Provided material >>

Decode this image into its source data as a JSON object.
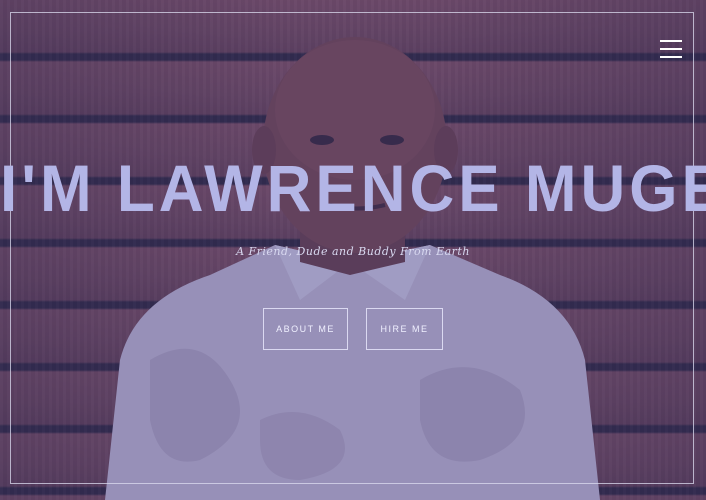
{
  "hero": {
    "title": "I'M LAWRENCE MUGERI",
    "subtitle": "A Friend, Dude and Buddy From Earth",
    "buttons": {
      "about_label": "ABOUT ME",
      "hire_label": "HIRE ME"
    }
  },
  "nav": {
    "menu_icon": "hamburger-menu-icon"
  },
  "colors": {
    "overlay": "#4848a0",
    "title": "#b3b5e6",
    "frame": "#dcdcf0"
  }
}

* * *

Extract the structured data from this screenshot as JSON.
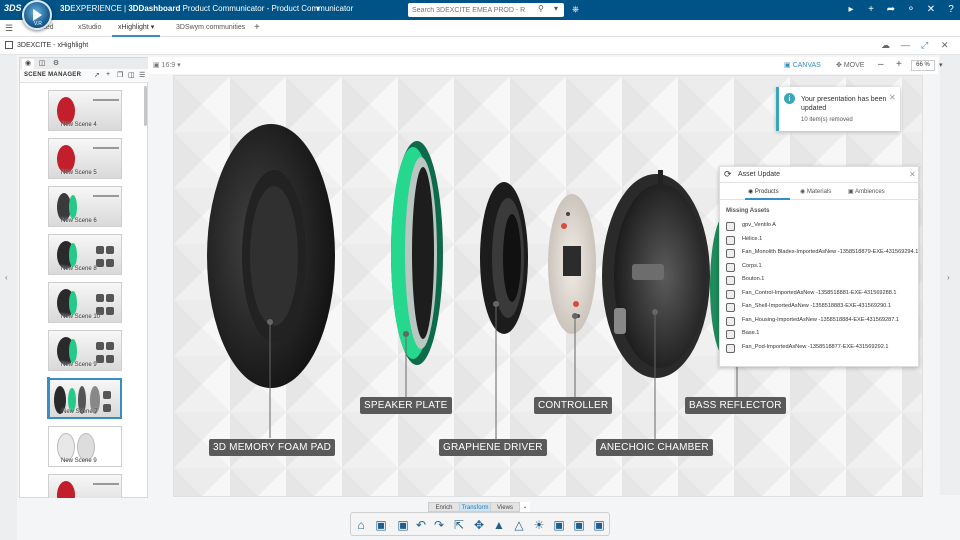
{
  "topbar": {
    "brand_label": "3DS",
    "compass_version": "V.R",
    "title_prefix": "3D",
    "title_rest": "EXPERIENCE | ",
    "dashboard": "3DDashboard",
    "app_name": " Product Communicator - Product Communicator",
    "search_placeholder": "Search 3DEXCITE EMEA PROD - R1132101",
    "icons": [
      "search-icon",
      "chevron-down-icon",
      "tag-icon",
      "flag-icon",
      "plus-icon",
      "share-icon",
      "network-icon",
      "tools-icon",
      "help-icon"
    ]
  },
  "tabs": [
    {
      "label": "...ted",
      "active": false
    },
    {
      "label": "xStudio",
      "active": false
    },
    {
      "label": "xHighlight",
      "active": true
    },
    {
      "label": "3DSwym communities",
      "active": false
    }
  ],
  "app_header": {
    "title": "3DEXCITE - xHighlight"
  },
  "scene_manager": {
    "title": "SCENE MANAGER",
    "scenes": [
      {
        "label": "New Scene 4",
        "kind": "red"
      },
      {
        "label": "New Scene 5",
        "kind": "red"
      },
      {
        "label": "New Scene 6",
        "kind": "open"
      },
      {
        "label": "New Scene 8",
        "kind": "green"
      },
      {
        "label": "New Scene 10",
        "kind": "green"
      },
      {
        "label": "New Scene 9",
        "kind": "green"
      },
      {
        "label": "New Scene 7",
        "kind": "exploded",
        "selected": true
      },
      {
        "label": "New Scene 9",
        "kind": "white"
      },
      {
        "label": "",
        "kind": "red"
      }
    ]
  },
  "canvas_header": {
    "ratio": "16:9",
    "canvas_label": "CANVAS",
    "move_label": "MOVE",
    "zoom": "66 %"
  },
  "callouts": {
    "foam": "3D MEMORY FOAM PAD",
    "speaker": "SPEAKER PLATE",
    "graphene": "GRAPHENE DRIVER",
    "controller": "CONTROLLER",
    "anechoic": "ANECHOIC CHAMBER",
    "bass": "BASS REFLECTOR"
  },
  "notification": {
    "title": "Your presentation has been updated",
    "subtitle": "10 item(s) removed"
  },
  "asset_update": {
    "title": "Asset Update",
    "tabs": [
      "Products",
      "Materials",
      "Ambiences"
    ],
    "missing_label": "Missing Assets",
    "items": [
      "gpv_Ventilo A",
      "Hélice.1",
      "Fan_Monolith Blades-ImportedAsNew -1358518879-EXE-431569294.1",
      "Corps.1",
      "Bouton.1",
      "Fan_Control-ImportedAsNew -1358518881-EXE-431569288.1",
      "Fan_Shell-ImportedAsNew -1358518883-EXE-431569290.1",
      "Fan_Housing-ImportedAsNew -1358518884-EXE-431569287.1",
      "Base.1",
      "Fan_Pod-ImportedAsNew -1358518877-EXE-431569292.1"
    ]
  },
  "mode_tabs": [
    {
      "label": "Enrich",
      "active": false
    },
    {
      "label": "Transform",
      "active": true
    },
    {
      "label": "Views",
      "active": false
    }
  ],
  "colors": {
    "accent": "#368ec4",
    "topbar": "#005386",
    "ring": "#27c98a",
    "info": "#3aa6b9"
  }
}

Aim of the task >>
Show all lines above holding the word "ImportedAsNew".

Final answer >>
      "Fan_Monolith Blades-ImportedAsNew -1358518879-EXE-431569294.1",
      "Fan_Control-ImportedAsNew -1358518881-EXE-431569288.1",
      "Fan_Shell-ImportedAsNew -1358518883-EXE-431569290.1",
      "Fan_Housing-ImportedAsNew -1358518884-EXE-431569287.1",
      "Fan_Pod-ImportedAsNew -1358518877-EXE-431569292.1"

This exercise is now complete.